    These include:
  • - "Deaf Astronomy Day", a series of events for deaf visitors, which includes a show in the new Neptune planetarium, a theatrical performance of Arthur Stanley Eddington and a session in the 28 inch telescope dome;- "Spotting Sunspots", a solar observing session in the courtyard of the Royal Observatory;- "Stars 'R' Us" (sponsored by the RAS, the EPSRC, PPARC and the Royal Society of Chemistry), a presentation about how all the atoms that make up our bodies were forged in the nuclear furnaces of ancient stars.
  • Cambridge Science Festival, which includes displays, exhibitions and demonstrations explaining the research at the Institute of Astronomy, followed by an opportunity to observe the night sky. (http://www.admin.cam.ac.uk/univ/science/ )
CONTACT:

Craig BrierleyPress Officer, the BAWellcome Wolfson Building, 165 Queen's GateLondon SW7 5HETel: +44 (0)207-019-4947Fax: +44 (0)870-770-7102Mobile: +44 (0)7957-468218E-mail: craig.brierley<-at->the-ba.net
FURTHER INFORMATION: www.the-ba.net/nsw

22 MARCH. HUYGENS: A FIRST LOOK AT TITAN

Professor John Zarnecki (Open University), Principal Investigator for the Surface Science Package on the Huygens probe that landed on Titan in January, will be speaking about the mission at Cranfield University, Bedfordshire, on Tuesday 22 March. The journey of the Huygens probe will be described as well as its final dramatic plunge to the surface. Very early results will be presented with emphasis on the United Kingdom's contribution.

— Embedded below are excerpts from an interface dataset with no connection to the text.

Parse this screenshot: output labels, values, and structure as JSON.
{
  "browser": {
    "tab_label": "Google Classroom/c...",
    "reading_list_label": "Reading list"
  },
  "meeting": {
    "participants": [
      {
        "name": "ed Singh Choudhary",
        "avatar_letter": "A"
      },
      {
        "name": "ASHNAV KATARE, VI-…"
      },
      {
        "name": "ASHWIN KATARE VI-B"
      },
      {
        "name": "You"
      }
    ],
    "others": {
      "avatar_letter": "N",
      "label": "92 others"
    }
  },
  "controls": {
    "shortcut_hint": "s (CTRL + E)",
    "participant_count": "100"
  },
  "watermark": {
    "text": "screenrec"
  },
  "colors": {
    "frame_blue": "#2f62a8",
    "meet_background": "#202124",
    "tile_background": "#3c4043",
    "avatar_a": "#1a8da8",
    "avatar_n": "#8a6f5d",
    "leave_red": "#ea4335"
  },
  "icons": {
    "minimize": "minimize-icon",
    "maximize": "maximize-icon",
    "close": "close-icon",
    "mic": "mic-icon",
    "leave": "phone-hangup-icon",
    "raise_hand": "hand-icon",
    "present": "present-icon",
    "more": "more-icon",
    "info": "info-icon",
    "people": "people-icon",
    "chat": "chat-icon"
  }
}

This event has been organised jointly by the Royal Aeronautical Society (RAeS) Space Group and the RAeS Cranfield branch.

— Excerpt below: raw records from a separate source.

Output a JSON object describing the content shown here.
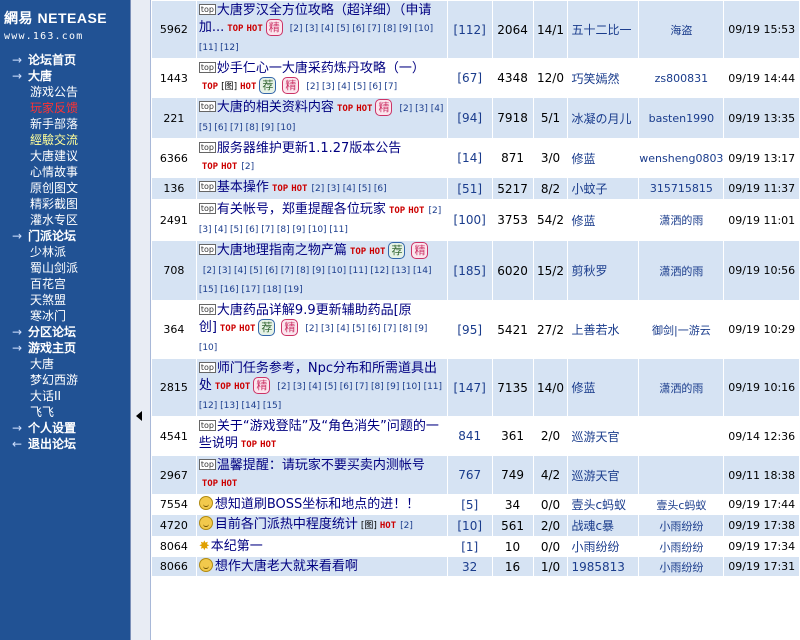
{
  "logo": {
    "brand_cn": "網易",
    "brand_en": "NETEASE",
    "url": "www.163.com"
  },
  "nav": [
    {
      "label": "论坛首页",
      "type": "sec",
      "arrow": "→"
    },
    {
      "label": "大唐",
      "type": "sec",
      "arrow": "→"
    },
    {
      "label": "游戏公告",
      "type": "sub"
    },
    {
      "label": "玩家反馈",
      "type": "sub red"
    },
    {
      "label": "新手部落",
      "type": "sub"
    },
    {
      "label": "經驗交流",
      "type": "sub hl"
    },
    {
      "label": "大唐建议",
      "type": "sub"
    },
    {
      "label": "心情故事",
      "type": "sub"
    },
    {
      "label": "原创图文",
      "type": "sub"
    },
    {
      "label": "精彩截图",
      "type": "sub"
    },
    {
      "label": "灌水专区",
      "type": "sub"
    },
    {
      "label": "门派论坛",
      "type": "sec",
      "arrow": "→"
    },
    {
      "label": "少林派",
      "type": "sub"
    },
    {
      "label": "蜀山剑派",
      "type": "sub"
    },
    {
      "label": "百花宫",
      "type": "sub"
    },
    {
      "label": "天煞盟",
      "type": "sub"
    },
    {
      "label": "寒冰门",
      "type": "sub"
    },
    {
      "label": "分区论坛",
      "type": "sec",
      "arrow": "→"
    },
    {
      "label": "游戏主页",
      "type": "sec",
      "arrow": "→"
    },
    {
      "label": "大唐",
      "type": "sub"
    },
    {
      "label": "梦幻西游",
      "type": "sub"
    },
    {
      "label": "大话II",
      "type": "sub"
    },
    {
      "label": "飞飞",
      "type": "sub"
    },
    {
      "label": "个人设置",
      "type": "sec",
      "arrow": "→"
    },
    {
      "label": "退出论坛",
      "type": "sec",
      "arrow": "←"
    }
  ],
  "labels": {
    "top": "TOP",
    "hot": "HOT",
    "pic": "[图]",
    "jing": "精",
    "jian": "荐",
    "tag": "top"
  },
  "rows": [
    {
      "id": "5962",
      "tag": true,
      "title": "大唐罗汉全方位攻略（超详细）（申请加...",
      "flags": [
        "top",
        "hot",
        "jing"
      ],
      "pages": "[2] [3] [4] [5] [6] [7] [8] [9] [10] [11] [12]",
      "replies": "[112]",
      "views": "2064",
      "ratio": "14/1",
      "author": "五十二比一",
      "last": "海盗",
      "time": "09/19 15:53"
    },
    {
      "id": "1443",
      "tag": true,
      "title": "妙手仁心一大唐采药炼丹攻略（一）",
      "flags": [
        "top",
        "pic",
        "hot",
        "jian",
        "jing"
      ],
      "pages": "[2] [3] [4] [5] [6] [7]",
      "replies": "[67]",
      "views": "4348",
      "ratio": "12/0",
      "author": "巧笑嫣然",
      "last": "zs800831",
      "time": "09/19 14:44"
    },
    {
      "id": "221",
      "tag": true,
      "title": "大唐的相关资料内容",
      "flags": [
        "top",
        "hot",
        "jing"
      ],
      "pages": "[2] [3] [4] [5] [6] [7] [8] [9] [10]",
      "replies": "[94]",
      "views": "7918",
      "ratio": "5/1",
      "author": "冰凝の月儿",
      "last": "basten1990",
      "time": "09/19 13:35"
    },
    {
      "id": "6366",
      "tag": true,
      "title": "服务器维护更新1.1.27版本公告",
      "flags": [
        "top",
        "hot"
      ],
      "pages": "[2]",
      "replies": "[14]",
      "views": "871",
      "ratio": "3/0",
      "author": "修蓝",
      "last": "wensheng0803",
      "time": "09/19 13:17"
    },
    {
      "id": "136",
      "tag": true,
      "title": "基本操作",
      "flags": [
        "top",
        "hot"
      ],
      "pages": "[2] [3] [4] [5] [6]",
      "replies": "[51]",
      "views": "5217",
      "ratio": "8/2",
      "author": "小蚊子",
      "last": "315715815",
      "time": "09/19 11:37"
    },
    {
      "id": "2491",
      "tag": true,
      "title": "有关帐号，郑重提醒各位玩家",
      "flags": [
        "top",
        "hot"
      ],
      "pages": "[2] [3] [4] [5] [6] [7] [8] [9] [10] [11]",
      "replies": "[100]",
      "views": "3753",
      "ratio": "54/2",
      "author": "修蓝",
      "last": "潇洒的雨",
      "time": "09/19 11:01"
    },
    {
      "id": "708",
      "tag": true,
      "title": "大唐地理指南之物产篇",
      "flags": [
        "top",
        "hot",
        "jian",
        "jing"
      ],
      "pages": "[2] [3] [4] [5] [6] [7] [8] [9] [10] [11] [12] [13] [14] [15] [16] [17] [18] [19]",
      "replies": "[185]",
      "views": "6020",
      "ratio": "15/2",
      "author": "剪秋罗",
      "last": "潇洒的雨",
      "time": "09/19 10:56"
    },
    {
      "id": "364",
      "tag": true,
      "title": "大唐药品详解9.9更新辅助药品[原创]",
      "flags": [
        "top",
        "hot",
        "jian",
        "jing"
      ],
      "pages": "[2] [3] [4] [5] [6] [7] [8] [9] [10]",
      "replies": "[95]",
      "views": "5421",
      "ratio": "27/2",
      "author": "上善若水",
      "last": "御剑|一游云",
      "time": "09/19 10:29"
    },
    {
      "id": "2815",
      "tag": true,
      "title": "师门任务参考，Npc分布和所需道具出处",
      "flags": [
        "top",
        "hot",
        "jing"
      ],
      "pages": "[2] [3] [4] [5] [6] [7] [8] [9] [10] [11] [12] [13] [14] [15]",
      "replies": "[147]",
      "views": "7135",
      "ratio": "14/0",
      "author": "修蓝",
      "last": "潇洒的雨",
      "time": "09/19 10:16"
    },
    {
      "id": "4541",
      "tag": true,
      "title": "关于“游戏登陆”及“角色消失”问题的一些说明",
      "flags": [
        "top",
        "hot"
      ],
      "pages": "",
      "replies": "841",
      "views": "361",
      "ratio": "2/0",
      "author": "巡游天官",
      "last": "",
      "time": "09/14 12:36"
    },
    {
      "id": "2967",
      "tag": true,
      "title": "温馨提醒：请玩家不要买卖内测帐号",
      "flags": [
        "top",
        "hot"
      ],
      "pages": "",
      "replies": "767",
      "views": "749",
      "ratio": "4/2",
      "author": "巡游天官",
      "last": "",
      "time": "09/11 18:38"
    },
    {
      "id": "7554",
      "icon": "smile",
      "title": "想知道刷BOSS坐标和地点的进！！",
      "flags": [],
      "pages": "",
      "replies": "[5]",
      "views": "34",
      "ratio": "0/0",
      "author": "壹头ⅽ蚂蚁",
      "last": "壹头ⅽ蚂蚁",
      "time": "09/19 17:44"
    },
    {
      "id": "4720",
      "icon": "smile",
      "title": "目前各门派热中程度统计",
      "flags": [
        "pic",
        "hot"
      ],
      "pages": "[2]",
      "replies": "[10]",
      "views": "561",
      "ratio": "2/0",
      "author": "战魂ⅽ暴",
      "last": "小雨纷纷",
      "time": "09/19 17:38"
    },
    {
      "id": "8064",
      "icon": "star",
      "title": "本纪第一",
      "flags": [],
      "pages": "",
      "replies": "[1]",
      "views": "10",
      "ratio": "0/0",
      "author": "小雨纷纷",
      "last": "小雨纷纷",
      "time": "09/19 17:34"
    },
    {
      "id": "8066",
      "icon": "smile",
      "title": "想作大唐老大就来看看啊",
      "flags": [],
      "pages": "",
      "replies": "32",
      "views": "16",
      "ratio": "1/0",
      "author": "1985813",
      "last": "小雨纷纷",
      "time": "09/19 17:31"
    }
  ]
}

22 MARCH: THE EARTH IS NOT ENOUGH - ASTRONOMY CONFERENCE FOR SCHOOLS

The first of three school conferences about astronomy will take place on Tuesday 22 March at the Institute of Astronomy, Cambridge. The purpose of this one day conference is to introduce keen and interested science students at Key Stage 4 (aged 14-16) to modern astronomical research.

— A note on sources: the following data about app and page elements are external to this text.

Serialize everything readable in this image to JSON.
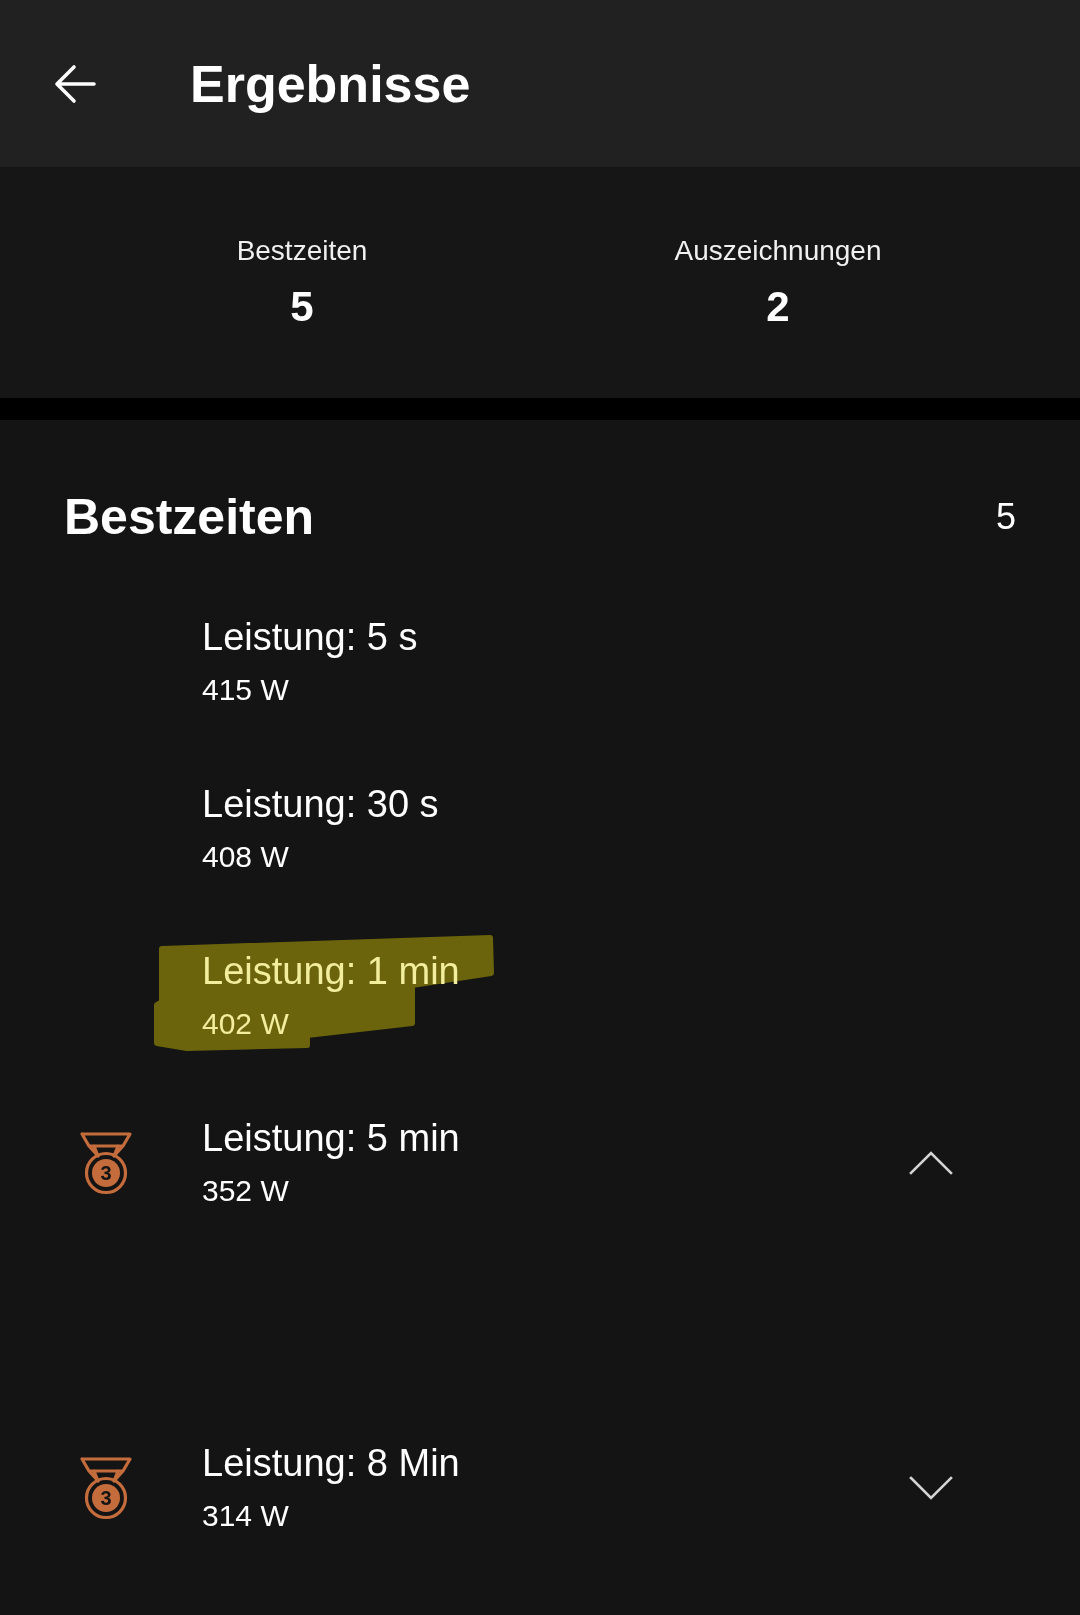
{
  "header": {
    "title": "Ergebnisse"
  },
  "summary": [
    {
      "label": "Bestzeiten",
      "value": "5"
    },
    {
      "label": "Auszeichnungen",
      "value": "2"
    }
  ],
  "best_times": {
    "title": "Bestzeiten",
    "count": "5",
    "items": [
      {
        "kind": "plain",
        "title": "Leistung: 5 s",
        "value": "415 W",
        "highlighted": false
      },
      {
        "kind": "plain",
        "title": "Leistung: 30 s",
        "value": "408 W",
        "highlighted": false
      },
      {
        "kind": "plain",
        "title": "Leistung: 1 min",
        "value": "402 W",
        "highlighted": true
      },
      {
        "kind": "award",
        "medal": "3",
        "title": "Leistung: 5 min",
        "value": "352 W",
        "highlighted": false,
        "expanded": true
      },
      {
        "kind": "award",
        "medal": "3",
        "title": "Leistung: 8 Min",
        "value": "314 W",
        "highlighted": false,
        "expanded": false
      }
    ]
  }
}
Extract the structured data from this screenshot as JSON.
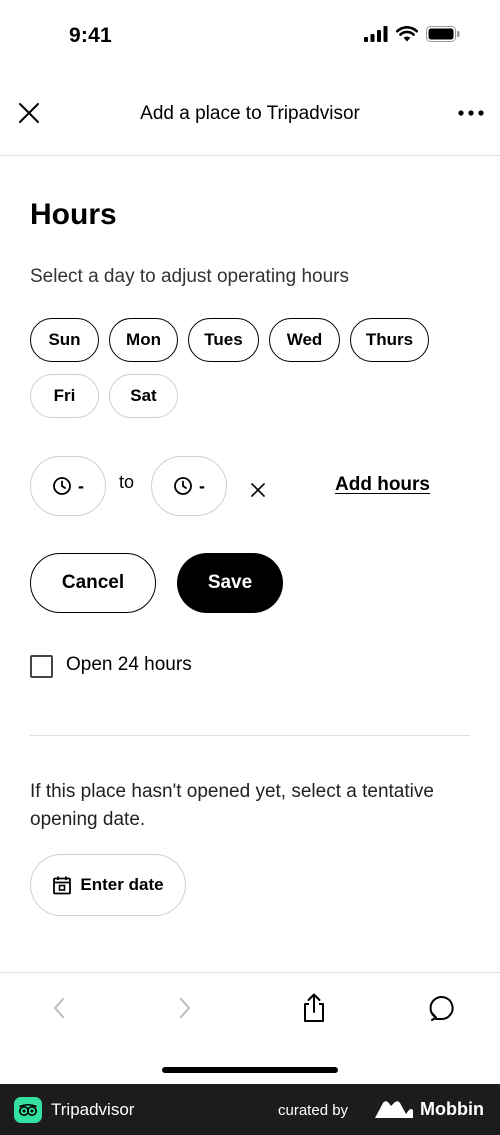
{
  "status_bar": {
    "time": "9:41"
  },
  "header": {
    "title": "Add a place to Tripadvisor"
  },
  "hours": {
    "title": "Hours",
    "subtitle": "Select a day to adjust operating hours",
    "days": [
      "Sun",
      "Mon",
      "Tues",
      "Wed",
      "Thurs",
      "Fri",
      "Sat"
    ],
    "start_time": "-",
    "to_label": "to",
    "end_time": "-",
    "add_hours_label": "Add hours",
    "cancel_label": "Cancel",
    "save_label": "Save",
    "open24_label": "Open 24 hours",
    "open24_checked": false
  },
  "opening": {
    "info": "If this place hasn't opened yet, select a tentative opening date.",
    "enter_date_label": "Enter date"
  },
  "footer": {
    "brand": "Tripadvisor",
    "curated_by": "curated by",
    "mobbin": "Mobbin"
  },
  "colors": {
    "accent": "#000000",
    "brand_green": "#34e0a1",
    "footer_bg": "#1c1c1c"
  }
}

In the morning, Dr. Lisa Jardine-Wright will talk about "Gravity & the Universe", and Dr. Paul Hewett will talk about "Careers in Astronomy". In the afternoon, Dr. Helen Mason will speak about "The Sun - Our Star" and Professor Gerry Gilmore will speak about "Mysteries of the Universe: Dark Matter & Dark Energy".

Delegates will be given a guided tour of the historical telescopes and the instrumentation laboratories in Cambridge and will perform a practical experiment of their own. Postgraduate students will be on hand, during the practical and in the lunch break, to discuss their research and how they progressed from secondary school to a career in astronomy. The meetings are sponsored by the Royal Astronomical Society, SCS Astro Ltd, and the Institute of Astronomy (IoA).


31 MARCH - 2 APRIL. THE BRITISH ROCKETRY ORAL HISTORY PROJECT (BROHP) MEETING.

This year's event is entitled "Working Together". It will run from Thursday 31 March to Saturday 2 April at Charterhouse School, Godalming, Surrey, and will feature presentations on many aspects of space exploration. The event will also include the presentation of The Sir Arthur Clarke Awards, which are intended to provide recognition and pay tribute to those who have worked for the advancement of space exploration.

Subjects tackled by speakers this year include Reg Turnill and Eric Brown talking about the German Scientists at Farnborough immediately after the war. Prof. John Zarnecki (Open University) will be speaking about the Cassini-Huygens mission.

There will be a presentation on hybrid rocket motors by Rick Newlands. John Boyes will be talking about the period the Thor missile was in service with the RAF in the United Kingdom. Wayne Cocroft about his recent visit to Kummersdorf and the Industrial Archaeology of the Cold War. Jerry Stocker and Kristian Stoddart will be presenting papers on Anti-Ballistic Missile systems. Frank Panton will be talking about the role of the Chief Scientist. John Becklake will be speaking on Early British Rocket Development.

There will be other papers on the role of women in the aerospace industry, propulsion, the Fairey VTOL project and the latest developments in UK Space Science.

FURTHER INFORMATION:



Date: 25th February 2005

Issued by Peter Bond, RAS Communications Officer